• **ASSIGNMENT**:
Please return the lines of the data that contain "reply".

Extracted data entries
- - - - - - -

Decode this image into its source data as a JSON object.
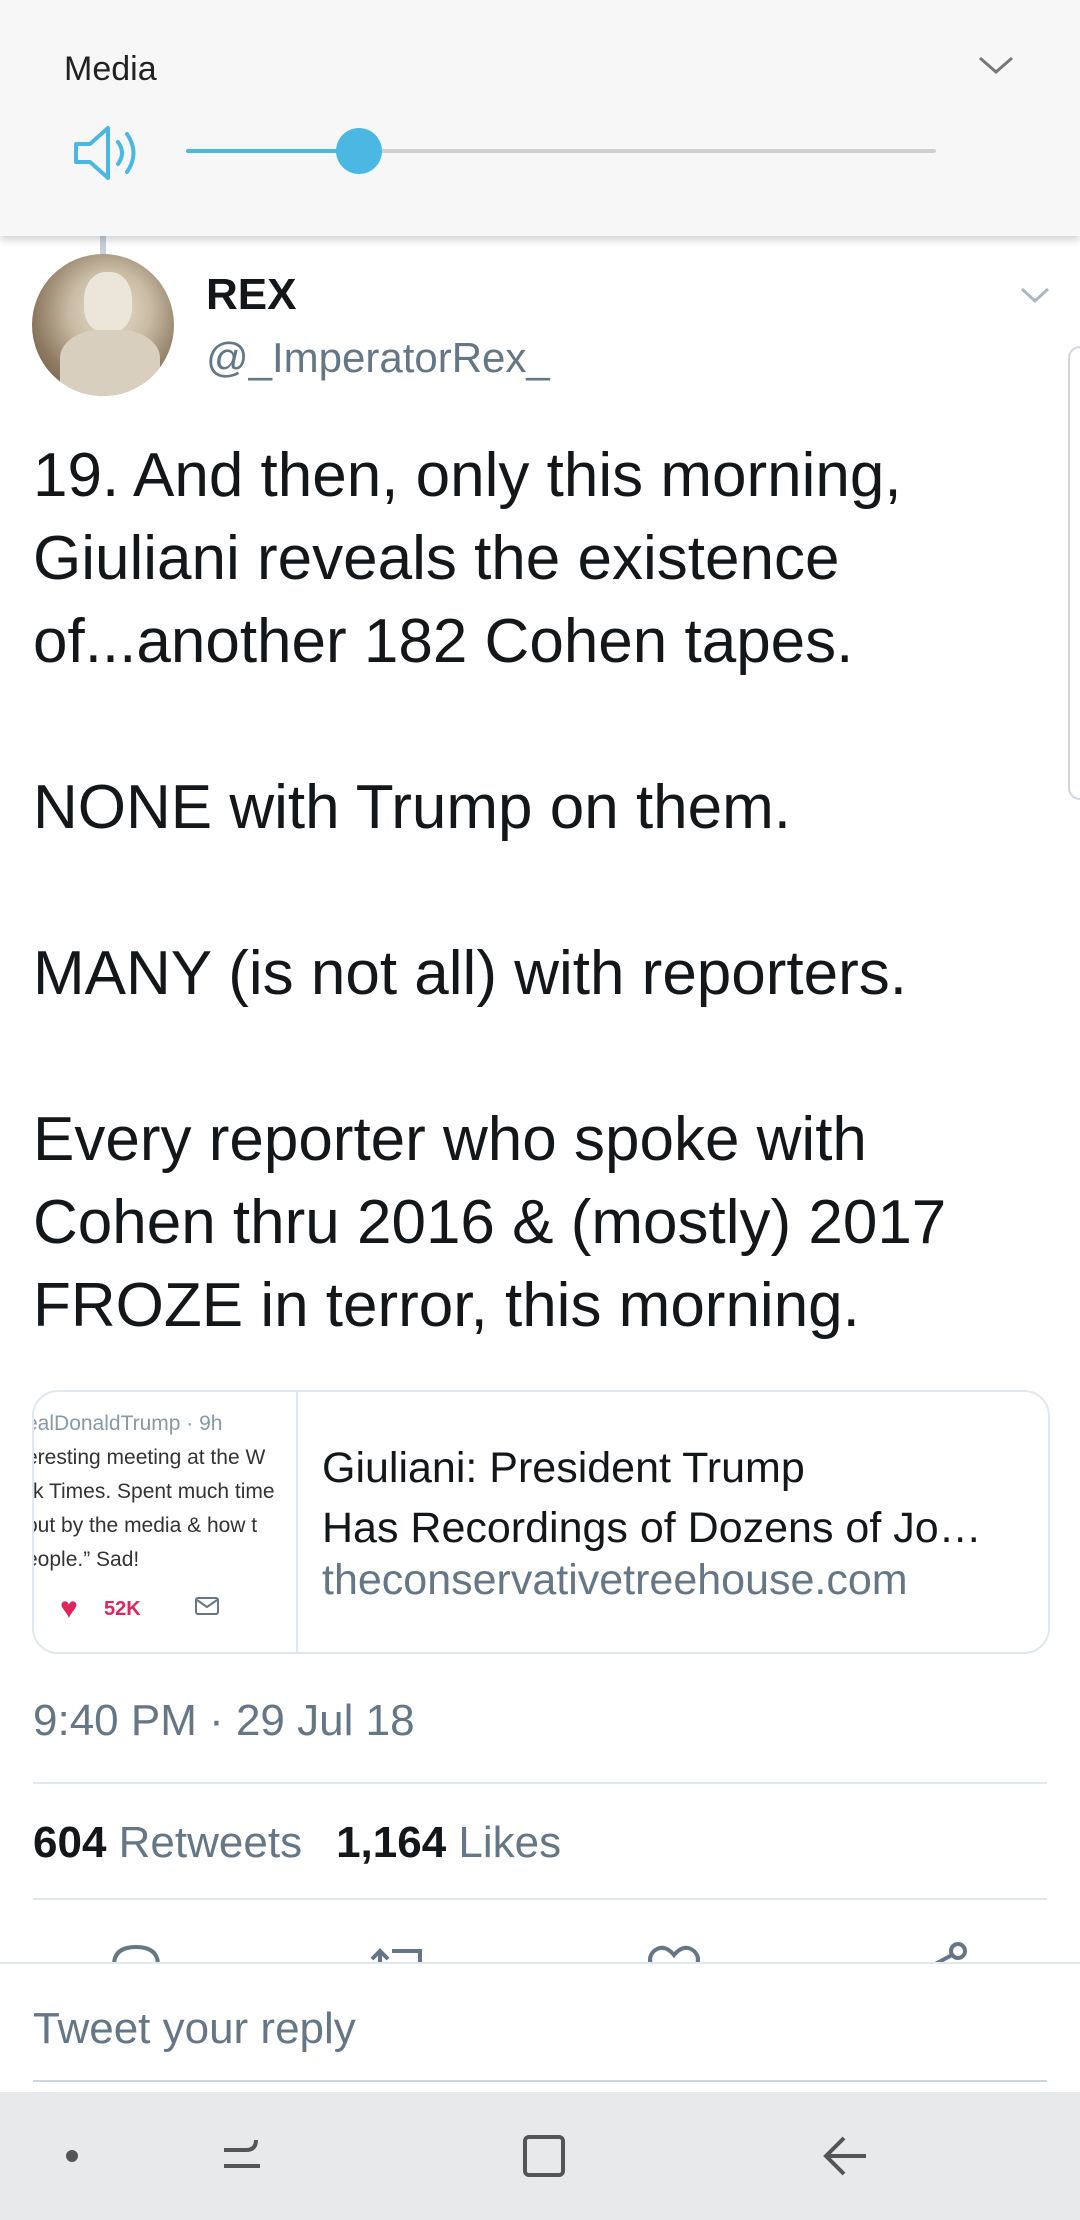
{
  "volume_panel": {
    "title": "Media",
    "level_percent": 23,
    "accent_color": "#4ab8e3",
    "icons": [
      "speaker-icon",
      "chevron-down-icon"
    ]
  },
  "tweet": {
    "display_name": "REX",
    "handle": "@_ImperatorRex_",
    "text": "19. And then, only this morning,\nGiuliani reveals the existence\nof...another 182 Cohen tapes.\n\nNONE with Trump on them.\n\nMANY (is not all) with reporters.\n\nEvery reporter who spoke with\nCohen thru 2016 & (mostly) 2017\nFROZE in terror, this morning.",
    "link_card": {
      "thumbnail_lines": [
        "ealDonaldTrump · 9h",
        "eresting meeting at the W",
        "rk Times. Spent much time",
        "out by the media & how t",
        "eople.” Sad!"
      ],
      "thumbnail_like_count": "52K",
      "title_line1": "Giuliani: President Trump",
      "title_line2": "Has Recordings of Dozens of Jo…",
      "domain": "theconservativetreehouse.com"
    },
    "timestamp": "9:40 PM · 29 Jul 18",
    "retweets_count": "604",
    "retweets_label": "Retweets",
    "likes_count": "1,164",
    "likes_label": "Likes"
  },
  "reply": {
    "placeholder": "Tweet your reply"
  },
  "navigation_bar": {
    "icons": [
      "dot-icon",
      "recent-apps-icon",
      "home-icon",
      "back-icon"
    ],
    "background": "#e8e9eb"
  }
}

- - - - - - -

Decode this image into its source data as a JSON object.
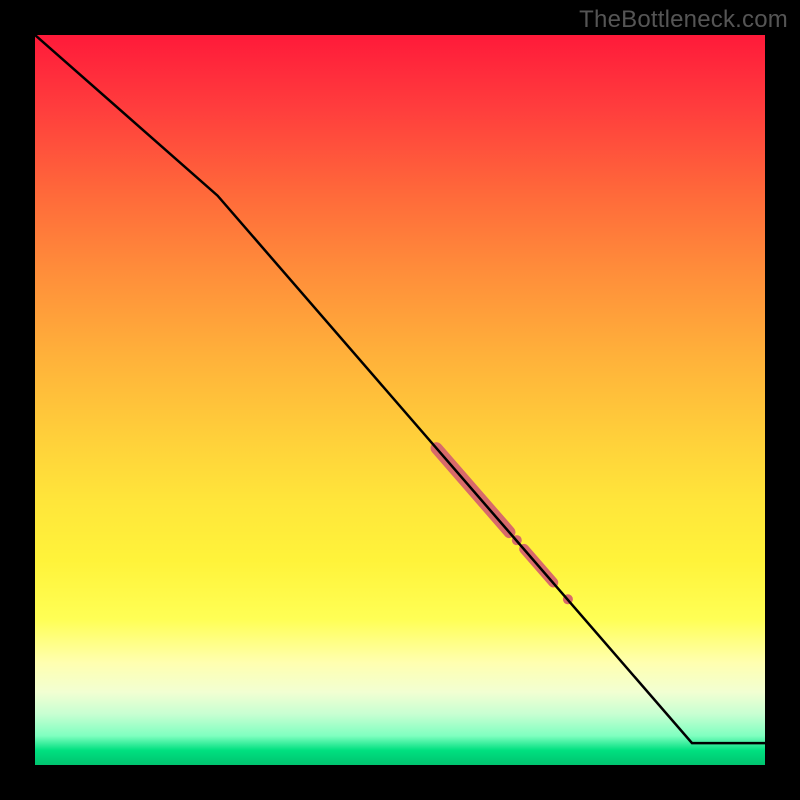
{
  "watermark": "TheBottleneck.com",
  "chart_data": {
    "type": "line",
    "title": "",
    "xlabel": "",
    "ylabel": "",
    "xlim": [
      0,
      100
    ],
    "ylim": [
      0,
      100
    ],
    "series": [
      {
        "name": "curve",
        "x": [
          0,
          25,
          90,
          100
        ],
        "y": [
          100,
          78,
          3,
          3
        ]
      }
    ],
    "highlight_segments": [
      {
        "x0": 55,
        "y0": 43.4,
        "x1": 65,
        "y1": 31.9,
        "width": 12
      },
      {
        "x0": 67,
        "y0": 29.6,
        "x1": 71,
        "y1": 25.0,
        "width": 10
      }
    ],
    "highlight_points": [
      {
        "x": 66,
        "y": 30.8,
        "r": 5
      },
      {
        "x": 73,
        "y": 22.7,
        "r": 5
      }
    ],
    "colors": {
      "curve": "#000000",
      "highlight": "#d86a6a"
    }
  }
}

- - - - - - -

• **EXERCISE RESPONSE**:
  "reply": {
    "placeholder": "Tweet your reply"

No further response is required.